# Task objective:
Without the images, output every record exactly as it appears.

:: Given data ::

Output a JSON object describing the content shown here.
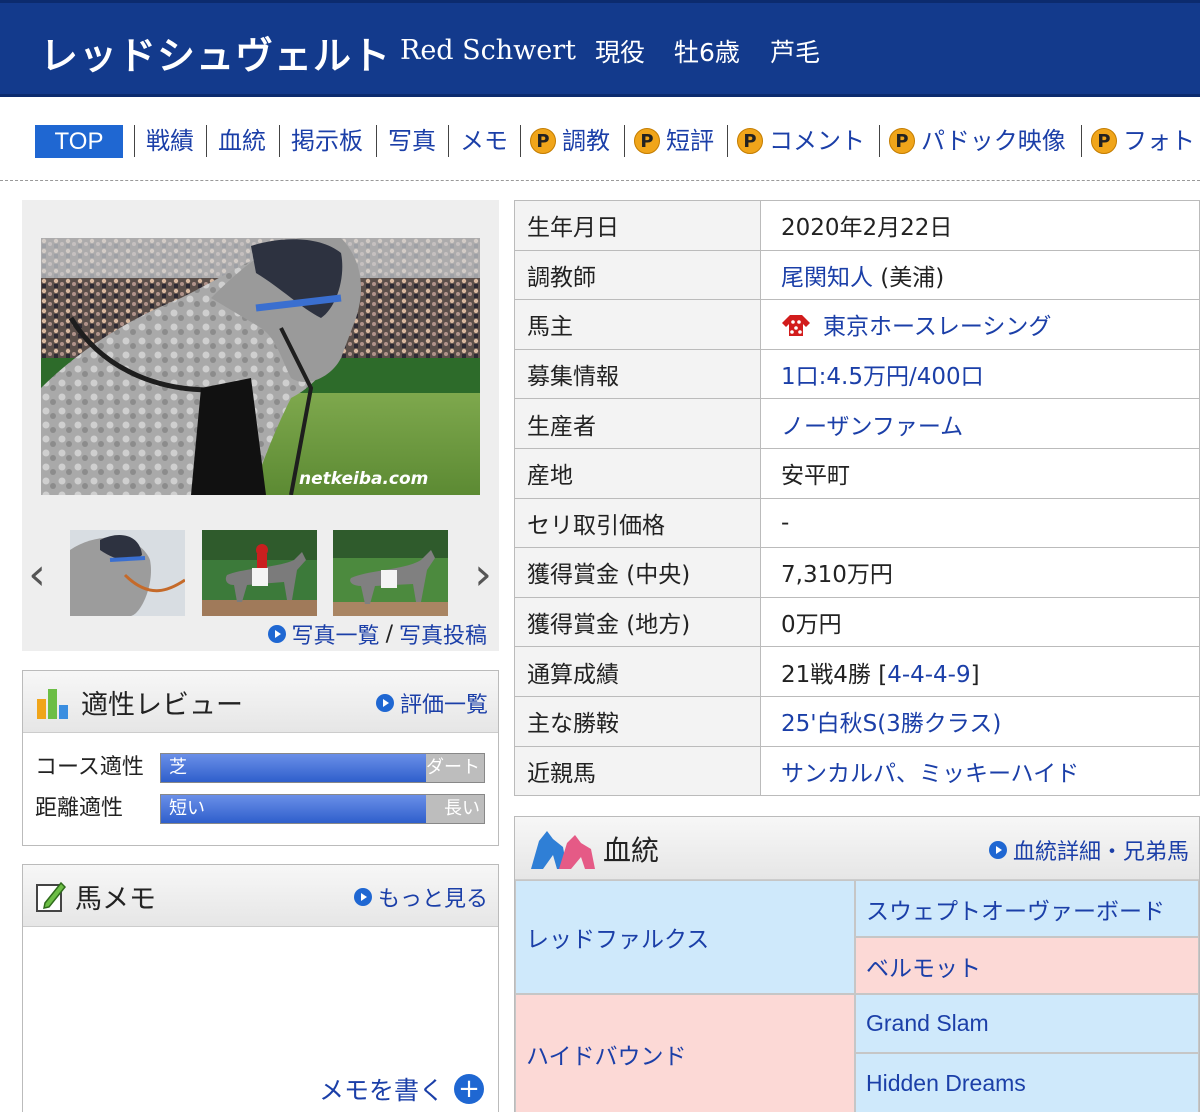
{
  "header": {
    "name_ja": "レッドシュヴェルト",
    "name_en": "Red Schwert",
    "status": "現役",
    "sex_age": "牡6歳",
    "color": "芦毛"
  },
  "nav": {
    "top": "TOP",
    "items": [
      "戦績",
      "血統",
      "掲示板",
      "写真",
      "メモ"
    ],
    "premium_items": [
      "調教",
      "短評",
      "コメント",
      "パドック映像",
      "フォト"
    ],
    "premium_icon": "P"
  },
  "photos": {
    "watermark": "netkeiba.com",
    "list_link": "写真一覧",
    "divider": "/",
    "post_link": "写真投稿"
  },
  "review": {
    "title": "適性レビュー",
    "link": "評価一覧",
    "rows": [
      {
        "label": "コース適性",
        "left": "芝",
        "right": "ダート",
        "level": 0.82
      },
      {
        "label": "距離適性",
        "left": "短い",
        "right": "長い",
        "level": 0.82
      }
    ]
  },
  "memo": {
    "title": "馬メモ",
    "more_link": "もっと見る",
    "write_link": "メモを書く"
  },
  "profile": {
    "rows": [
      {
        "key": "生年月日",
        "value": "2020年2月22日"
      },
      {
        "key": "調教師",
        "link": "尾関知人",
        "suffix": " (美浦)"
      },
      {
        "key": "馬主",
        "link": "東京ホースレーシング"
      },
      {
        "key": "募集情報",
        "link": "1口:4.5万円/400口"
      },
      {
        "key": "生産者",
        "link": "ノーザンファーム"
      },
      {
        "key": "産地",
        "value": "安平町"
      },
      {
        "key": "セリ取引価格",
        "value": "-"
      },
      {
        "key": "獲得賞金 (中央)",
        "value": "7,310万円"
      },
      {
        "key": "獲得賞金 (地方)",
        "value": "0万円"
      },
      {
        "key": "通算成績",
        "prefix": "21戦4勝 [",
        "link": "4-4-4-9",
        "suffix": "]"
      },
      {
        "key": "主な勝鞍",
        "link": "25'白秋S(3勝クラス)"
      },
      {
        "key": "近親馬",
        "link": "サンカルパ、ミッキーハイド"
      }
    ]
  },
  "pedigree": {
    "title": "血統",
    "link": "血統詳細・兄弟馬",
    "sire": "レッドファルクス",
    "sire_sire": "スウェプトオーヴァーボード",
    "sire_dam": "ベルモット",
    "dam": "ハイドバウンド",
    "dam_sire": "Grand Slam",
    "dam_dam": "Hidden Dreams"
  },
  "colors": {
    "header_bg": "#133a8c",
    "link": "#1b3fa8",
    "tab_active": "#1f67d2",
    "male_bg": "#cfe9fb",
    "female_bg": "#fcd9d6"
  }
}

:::

# Solution to the problem:
Output a JSON object describing the content shown here.
{
  "header": {
    "name_ja": "レッドシュヴェルト",
    "name_en": "Red Schwert",
    "status": "現役",
    "sex_age": "牡6歳",
    "color": "芦毛"
  },
  "nav": {
    "top": "TOP",
    "items": [
      "戦績",
      "血統",
      "掲示板",
      "写真",
      "メモ"
    ],
    "premium_items": [
      "調教",
      "短評",
      "コメント",
      "パドック映像",
      "フォト"
    ],
    "premium_icon": "P"
  },
  "photos": {
    "watermark": "netkeiba.com",
    "list_link": "写真一覧",
    "divider": "/",
    "post_link": "写真投稿"
  },
  "review": {
    "title": "適性レビュー",
    "link": "評価一覧",
    "rows": [
      {
        "label": "コース適性",
        "left": "芝",
        "right": "ダート",
        "level": 0.82
      },
      {
        "label": "距離適性",
        "left": "短い",
        "right": "長い",
        "level": 0.82
      }
    ]
  },
  "memo": {
    "title": "馬メモ",
    "more_link": "もっと見る",
    "write_link": "メモを書く"
  },
  "profile": {
    "rows": [
      {
        "key": "生年月日",
        "value": "2020年2月22日"
      },
      {
        "key": "調教師",
        "link": "尾関知人",
        "suffix": " (美浦)"
      },
      {
        "key": "馬主",
        "link": "東京ホースレーシング"
      },
      {
        "key": "募集情報",
        "link": "1口:4.5万円/400口"
      },
      {
        "key": "生産者",
        "link": "ノーザンファーム"
      },
      {
        "key": "産地",
        "value": "安平町"
      },
      {
        "key": "セリ取引価格",
        "value": "-"
      },
      {
        "key": "獲得賞金 (中央)",
        "value": "7,310万円"
      },
      {
        "key": "獲得賞金 (地方)",
        "value": "0万円"
      },
      {
        "key": "通算成績",
        "prefix": "21戦4勝 [",
        "link": "4-4-4-9",
        "suffix": "]"
      },
      {
        "key": "主な勝鞍",
        "link": "25'白秋S(3勝クラス)"
      },
      {
        "key": "近親馬",
        "link": "サンカルパ、ミッキーハイド"
      }
    ]
  },
  "pedigree": {
    "title": "血統",
    "link": "血統詳細・兄弟馬",
    "sire": "レッドファルクス",
    "sire_sire": "スウェプトオーヴァーボード",
    "sire_dam": "ベルモット",
    "dam": "ハイドバウンド",
    "dam_sire": "Grand Slam",
    "dam_dam": "Hidden Dreams"
  },
  "colors": {
    "header_bg": "#133a8c",
    "link": "#1b3fa8",
    "tab_active": "#1f67d2",
    "male_bg": "#cfe9fb",
    "female_bg": "#fcd9d6"
  }
}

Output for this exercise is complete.